The Germans currently hold the rotating presidency at the European Union. Recently, they tried, and failed, to ban the swastika. Hindu organizations, among others, objected, noting the swastika was a symbol of peace until Hitler's regime co-opted it to represent their sinister and murderous beliefs.

Now, Germany is preparing a new piece of legislation to outlaw "racism and xenophobia", including outlawing of Holocaust denial.

There are two significant problems with this intended legislation. One is that it encroaches, and rather heavy-handedly, on free speech. The best way to deal with racism and Holocaust denial is to expose and denounce it, not to remove it from public view. It's like ignoring a cancerous growth. Leaving it to a lengthy legal process to determine a person's "guilt" or "innocence" on such an issue is ridiculous; better that we call them morons, make sure everyone knows it and move on.

The second problem is in defining racism and xenophobia and, for that matter, a Holocaust, which will automatically be interpreted to mean genocide, which will automatically raise numerous true and supposed examples. There would be much quibbling over what those terms mean and who was guilty of promoting them.

Germany is not the only European country that has tried to legislate away racism in a somewhat dubious manner. France, for instance, banned headscarves but that didn't stop a month of well-publicized rioting about 18 months ago and the continued nightly burning of cars in its neighbourhoods that we rarely hear about.

It's admirable that Germany wants to come to terms with the failings that led its citizens to follow a maniac to create a Hell on Earth 65 years ago. The public education programs, memorials, compensation, commitment to protecting the memories of the murdered make for a valuable historical record and lesson on perhaps the darkest chapter in the history of civilized mankind.

It's unlikely the legislation is going to pass. If it does, it will probably be used, if at all, ridiculously, as many other such initiatives have been. Trust me, within a week, every islamist organization would be hiring lawyers to drag European politicians into the courts.

We really don't need to legislate against free speech. We just need to use our own right to freedom of speech and not accept what we know to be false.

Friday, February 2, 2007

Truth, Justice and Your Typical Arab BS.

Here in Canada, arab and muslim groups are threatening to campaign against our Conservative government because of what they say is a pro-Israel bias.

In other words, Canada no longer automatically votes against every anti-Israeli resolution that the arabs conspire to bring before the UN. Oh, and on top of that, Canada was the first nation to cut off funding to the palestinians after Hamas was elected. And, yeah, our government supported Israel in its war with hezbollah over the summer, choosing to go with the democratic nation defending itself over the thugocratic islamic terrorists.

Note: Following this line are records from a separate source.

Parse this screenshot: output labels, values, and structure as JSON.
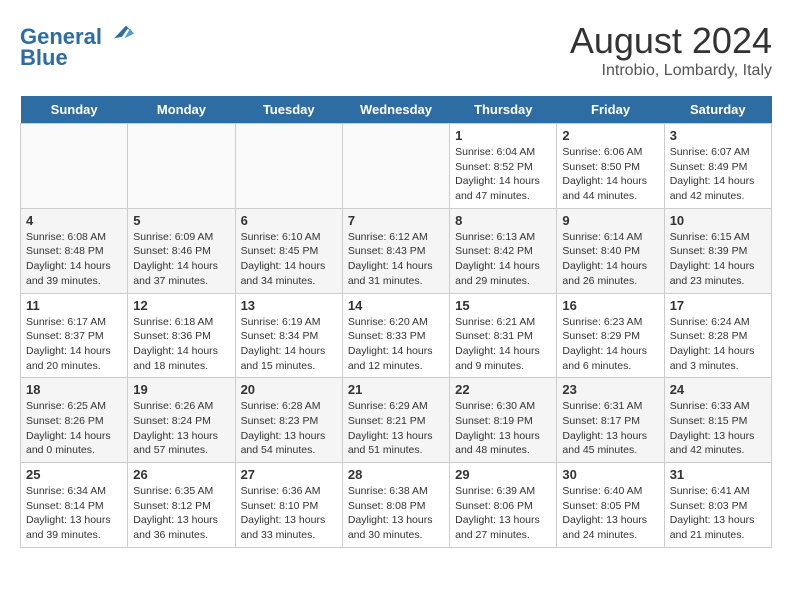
{
  "header": {
    "logo_line1": "General",
    "logo_line2": "Blue",
    "month_year": "August 2024",
    "location": "Introbio, Lombardy, Italy"
  },
  "days_of_week": [
    "Sunday",
    "Monday",
    "Tuesday",
    "Wednesday",
    "Thursday",
    "Friday",
    "Saturday"
  ],
  "weeks": [
    [
      {
        "day": "",
        "content": ""
      },
      {
        "day": "",
        "content": ""
      },
      {
        "day": "",
        "content": ""
      },
      {
        "day": "",
        "content": ""
      },
      {
        "day": "1",
        "content": "Sunrise: 6:04 AM\nSunset: 8:52 PM\nDaylight: 14 hours\nand 47 minutes."
      },
      {
        "day": "2",
        "content": "Sunrise: 6:06 AM\nSunset: 8:50 PM\nDaylight: 14 hours\nand 44 minutes."
      },
      {
        "day": "3",
        "content": "Sunrise: 6:07 AM\nSunset: 8:49 PM\nDaylight: 14 hours\nand 42 minutes."
      }
    ],
    [
      {
        "day": "4",
        "content": "Sunrise: 6:08 AM\nSunset: 8:48 PM\nDaylight: 14 hours\nand 39 minutes."
      },
      {
        "day": "5",
        "content": "Sunrise: 6:09 AM\nSunset: 8:46 PM\nDaylight: 14 hours\nand 37 minutes."
      },
      {
        "day": "6",
        "content": "Sunrise: 6:10 AM\nSunset: 8:45 PM\nDaylight: 14 hours\nand 34 minutes."
      },
      {
        "day": "7",
        "content": "Sunrise: 6:12 AM\nSunset: 8:43 PM\nDaylight: 14 hours\nand 31 minutes."
      },
      {
        "day": "8",
        "content": "Sunrise: 6:13 AM\nSunset: 8:42 PM\nDaylight: 14 hours\nand 29 minutes."
      },
      {
        "day": "9",
        "content": "Sunrise: 6:14 AM\nSunset: 8:40 PM\nDaylight: 14 hours\nand 26 minutes."
      },
      {
        "day": "10",
        "content": "Sunrise: 6:15 AM\nSunset: 8:39 PM\nDaylight: 14 hours\nand 23 minutes."
      }
    ],
    [
      {
        "day": "11",
        "content": "Sunrise: 6:17 AM\nSunset: 8:37 PM\nDaylight: 14 hours\nand 20 minutes."
      },
      {
        "day": "12",
        "content": "Sunrise: 6:18 AM\nSunset: 8:36 PM\nDaylight: 14 hours\nand 18 minutes."
      },
      {
        "day": "13",
        "content": "Sunrise: 6:19 AM\nSunset: 8:34 PM\nDaylight: 14 hours\nand 15 minutes."
      },
      {
        "day": "14",
        "content": "Sunrise: 6:20 AM\nSunset: 8:33 PM\nDaylight: 14 hours\nand 12 minutes."
      },
      {
        "day": "15",
        "content": "Sunrise: 6:21 AM\nSunset: 8:31 PM\nDaylight: 14 hours\nand 9 minutes."
      },
      {
        "day": "16",
        "content": "Sunrise: 6:23 AM\nSunset: 8:29 PM\nDaylight: 14 hours\nand 6 minutes."
      },
      {
        "day": "17",
        "content": "Sunrise: 6:24 AM\nSunset: 8:28 PM\nDaylight: 14 hours\nand 3 minutes."
      }
    ],
    [
      {
        "day": "18",
        "content": "Sunrise: 6:25 AM\nSunset: 8:26 PM\nDaylight: 14 hours\nand 0 minutes."
      },
      {
        "day": "19",
        "content": "Sunrise: 6:26 AM\nSunset: 8:24 PM\nDaylight: 13 hours\nand 57 minutes."
      },
      {
        "day": "20",
        "content": "Sunrise: 6:28 AM\nSunset: 8:23 PM\nDaylight: 13 hours\nand 54 minutes."
      },
      {
        "day": "21",
        "content": "Sunrise: 6:29 AM\nSunset: 8:21 PM\nDaylight: 13 hours\nand 51 minutes."
      },
      {
        "day": "22",
        "content": "Sunrise: 6:30 AM\nSunset: 8:19 PM\nDaylight: 13 hours\nand 48 minutes."
      },
      {
        "day": "23",
        "content": "Sunrise: 6:31 AM\nSunset: 8:17 PM\nDaylight: 13 hours\nand 45 minutes."
      },
      {
        "day": "24",
        "content": "Sunrise: 6:33 AM\nSunset: 8:15 PM\nDaylight: 13 hours\nand 42 minutes."
      }
    ],
    [
      {
        "day": "25",
        "content": "Sunrise: 6:34 AM\nSunset: 8:14 PM\nDaylight: 13 hours\nand 39 minutes."
      },
      {
        "day": "26",
        "content": "Sunrise: 6:35 AM\nSunset: 8:12 PM\nDaylight: 13 hours\nand 36 minutes."
      },
      {
        "day": "27",
        "content": "Sunrise: 6:36 AM\nSunset: 8:10 PM\nDaylight: 13 hours\nand 33 minutes."
      },
      {
        "day": "28",
        "content": "Sunrise: 6:38 AM\nSunset: 8:08 PM\nDaylight: 13 hours\nand 30 minutes."
      },
      {
        "day": "29",
        "content": "Sunrise: 6:39 AM\nSunset: 8:06 PM\nDaylight: 13 hours\nand 27 minutes."
      },
      {
        "day": "30",
        "content": "Sunrise: 6:40 AM\nSunset: 8:05 PM\nDaylight: 13 hours\nand 24 minutes."
      },
      {
        "day": "31",
        "content": "Sunrise: 6:41 AM\nSunset: 8:03 PM\nDaylight: 13 hours\nand 21 minutes."
      }
    ]
  ]
}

It's been a tough one for Canada's arabists and islamist-apologists to swallow. They had the ear of the previous Liberal government for years and they are loved by the socialist NDP, which if it ever got in power would be something akin to watching Hugo Chavez running around except with state-funded gay marriage instead of the one where the newlyweds have to pay their own fees like we have now (and, I'm totally supportive of gays getting married, so this isn't a shot at them).

Khaled Mouammar, president of the Canadian Arab Foundation, said it best when he noted, "we also are telling people to make sure in the elections that they vote for candidates who will stand for truth and justice and that's all we can do."

I love the words truth and justice. In my messageboard posting days you could always tell a person was an utter liar and a massive Jew-hater when the words "truth", "peace", "freedom" or "justice" appeared in their board name. It was an automatic, bona-fide, 100 per cent given that such a person always and without exception stood for murdering innocent Israelis and Jews in general.

Anyway, since Mr. Mouammar is reminding me to vote for people who stand for truth and justice, I will be more than happy to do so by casting my ballot for my local Conservative candidate in the next election. Any version of truth and justice espoused by Mr. Mouammar is most certainly not the sort that is in the interests of Canadians.